_Exercise instructions:_
From the records below, take each line where the string "JSON" shows up and copy it.

_Provided data:_

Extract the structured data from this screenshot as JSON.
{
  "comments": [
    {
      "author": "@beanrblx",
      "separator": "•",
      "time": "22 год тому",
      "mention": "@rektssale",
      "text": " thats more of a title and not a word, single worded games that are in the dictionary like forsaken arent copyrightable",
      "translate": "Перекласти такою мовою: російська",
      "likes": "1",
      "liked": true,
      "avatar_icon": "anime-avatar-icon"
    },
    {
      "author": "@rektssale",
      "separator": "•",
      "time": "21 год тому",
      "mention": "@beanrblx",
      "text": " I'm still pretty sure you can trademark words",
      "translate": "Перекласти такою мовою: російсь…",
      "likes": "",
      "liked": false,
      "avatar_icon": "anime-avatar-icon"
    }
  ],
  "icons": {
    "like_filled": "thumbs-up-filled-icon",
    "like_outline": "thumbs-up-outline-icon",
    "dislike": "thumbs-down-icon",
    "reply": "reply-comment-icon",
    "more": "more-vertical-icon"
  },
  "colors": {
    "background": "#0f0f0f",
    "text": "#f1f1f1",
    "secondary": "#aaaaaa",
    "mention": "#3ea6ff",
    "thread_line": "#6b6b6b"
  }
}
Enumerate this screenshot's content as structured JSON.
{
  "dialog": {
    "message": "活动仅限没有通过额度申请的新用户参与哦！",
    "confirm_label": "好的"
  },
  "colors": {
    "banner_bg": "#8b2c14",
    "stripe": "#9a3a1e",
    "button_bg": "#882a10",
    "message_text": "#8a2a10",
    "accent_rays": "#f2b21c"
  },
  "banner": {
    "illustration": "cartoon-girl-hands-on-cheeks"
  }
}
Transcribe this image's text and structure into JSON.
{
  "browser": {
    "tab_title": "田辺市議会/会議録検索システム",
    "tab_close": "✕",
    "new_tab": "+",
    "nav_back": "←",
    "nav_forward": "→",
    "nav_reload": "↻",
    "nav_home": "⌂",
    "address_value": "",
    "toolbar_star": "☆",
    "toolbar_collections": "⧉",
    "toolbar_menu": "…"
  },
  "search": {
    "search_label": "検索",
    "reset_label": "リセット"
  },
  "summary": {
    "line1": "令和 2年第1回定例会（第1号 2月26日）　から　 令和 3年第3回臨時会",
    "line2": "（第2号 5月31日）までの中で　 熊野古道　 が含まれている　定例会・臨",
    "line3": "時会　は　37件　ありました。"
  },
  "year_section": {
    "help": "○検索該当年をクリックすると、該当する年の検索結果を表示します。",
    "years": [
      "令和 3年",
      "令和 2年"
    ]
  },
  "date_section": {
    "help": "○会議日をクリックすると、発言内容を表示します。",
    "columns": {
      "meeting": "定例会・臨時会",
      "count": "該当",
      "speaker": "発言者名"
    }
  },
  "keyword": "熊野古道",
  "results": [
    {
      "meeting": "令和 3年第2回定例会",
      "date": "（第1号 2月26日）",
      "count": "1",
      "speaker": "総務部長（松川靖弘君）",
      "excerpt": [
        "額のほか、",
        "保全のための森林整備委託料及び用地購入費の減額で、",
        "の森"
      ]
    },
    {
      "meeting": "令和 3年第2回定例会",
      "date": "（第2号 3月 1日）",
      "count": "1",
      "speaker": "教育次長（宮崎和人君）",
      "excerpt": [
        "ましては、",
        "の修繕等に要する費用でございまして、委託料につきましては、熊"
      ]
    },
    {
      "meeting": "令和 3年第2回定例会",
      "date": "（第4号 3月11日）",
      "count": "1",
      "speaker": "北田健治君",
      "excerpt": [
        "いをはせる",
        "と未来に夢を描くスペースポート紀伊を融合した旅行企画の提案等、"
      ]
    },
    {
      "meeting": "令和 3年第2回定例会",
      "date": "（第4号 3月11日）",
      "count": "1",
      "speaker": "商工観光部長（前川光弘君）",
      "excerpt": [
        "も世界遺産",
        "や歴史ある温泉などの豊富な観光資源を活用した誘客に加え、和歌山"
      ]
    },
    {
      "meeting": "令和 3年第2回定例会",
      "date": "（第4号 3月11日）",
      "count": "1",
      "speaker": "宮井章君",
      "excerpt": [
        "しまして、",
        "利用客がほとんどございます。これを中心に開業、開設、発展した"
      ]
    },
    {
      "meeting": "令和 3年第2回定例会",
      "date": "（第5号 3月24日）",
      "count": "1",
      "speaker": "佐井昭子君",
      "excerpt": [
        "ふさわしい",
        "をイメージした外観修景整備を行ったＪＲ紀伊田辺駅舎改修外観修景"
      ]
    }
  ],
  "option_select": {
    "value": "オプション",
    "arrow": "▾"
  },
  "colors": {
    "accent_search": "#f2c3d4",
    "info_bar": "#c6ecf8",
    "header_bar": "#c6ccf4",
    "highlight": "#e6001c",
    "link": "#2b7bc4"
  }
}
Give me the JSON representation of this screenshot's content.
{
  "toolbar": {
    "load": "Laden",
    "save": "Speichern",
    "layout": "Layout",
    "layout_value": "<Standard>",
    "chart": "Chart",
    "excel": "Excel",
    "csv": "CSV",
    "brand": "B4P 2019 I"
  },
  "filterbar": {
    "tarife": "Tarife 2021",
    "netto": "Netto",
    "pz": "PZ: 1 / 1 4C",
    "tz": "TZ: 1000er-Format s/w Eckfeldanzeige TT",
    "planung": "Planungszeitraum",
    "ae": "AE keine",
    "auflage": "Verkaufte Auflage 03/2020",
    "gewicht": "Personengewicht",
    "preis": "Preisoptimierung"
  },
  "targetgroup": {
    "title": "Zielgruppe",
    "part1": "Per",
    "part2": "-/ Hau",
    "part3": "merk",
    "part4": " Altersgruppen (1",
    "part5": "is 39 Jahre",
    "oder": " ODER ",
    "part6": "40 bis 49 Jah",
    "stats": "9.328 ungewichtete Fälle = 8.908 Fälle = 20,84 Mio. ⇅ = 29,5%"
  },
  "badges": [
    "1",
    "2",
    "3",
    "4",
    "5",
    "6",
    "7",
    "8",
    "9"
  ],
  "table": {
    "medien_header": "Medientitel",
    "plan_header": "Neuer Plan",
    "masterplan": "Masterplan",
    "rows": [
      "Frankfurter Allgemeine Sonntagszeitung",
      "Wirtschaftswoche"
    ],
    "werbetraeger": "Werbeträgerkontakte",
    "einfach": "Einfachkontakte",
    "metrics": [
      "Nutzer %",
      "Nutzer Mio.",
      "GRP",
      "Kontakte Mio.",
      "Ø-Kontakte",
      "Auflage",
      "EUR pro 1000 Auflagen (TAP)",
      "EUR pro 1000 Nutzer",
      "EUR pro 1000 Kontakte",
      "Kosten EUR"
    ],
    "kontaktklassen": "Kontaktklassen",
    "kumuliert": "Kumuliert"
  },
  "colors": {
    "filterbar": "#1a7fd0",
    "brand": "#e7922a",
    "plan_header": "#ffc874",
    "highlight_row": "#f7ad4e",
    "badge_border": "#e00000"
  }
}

_Exercise answer:_
Extract the structured data from this screenshot as JSON.
Enumerate this screenshot's content as structured JSON.
Transcribe this image's text and structure into JSON.
Give me the JSON representation of this screenshot's content.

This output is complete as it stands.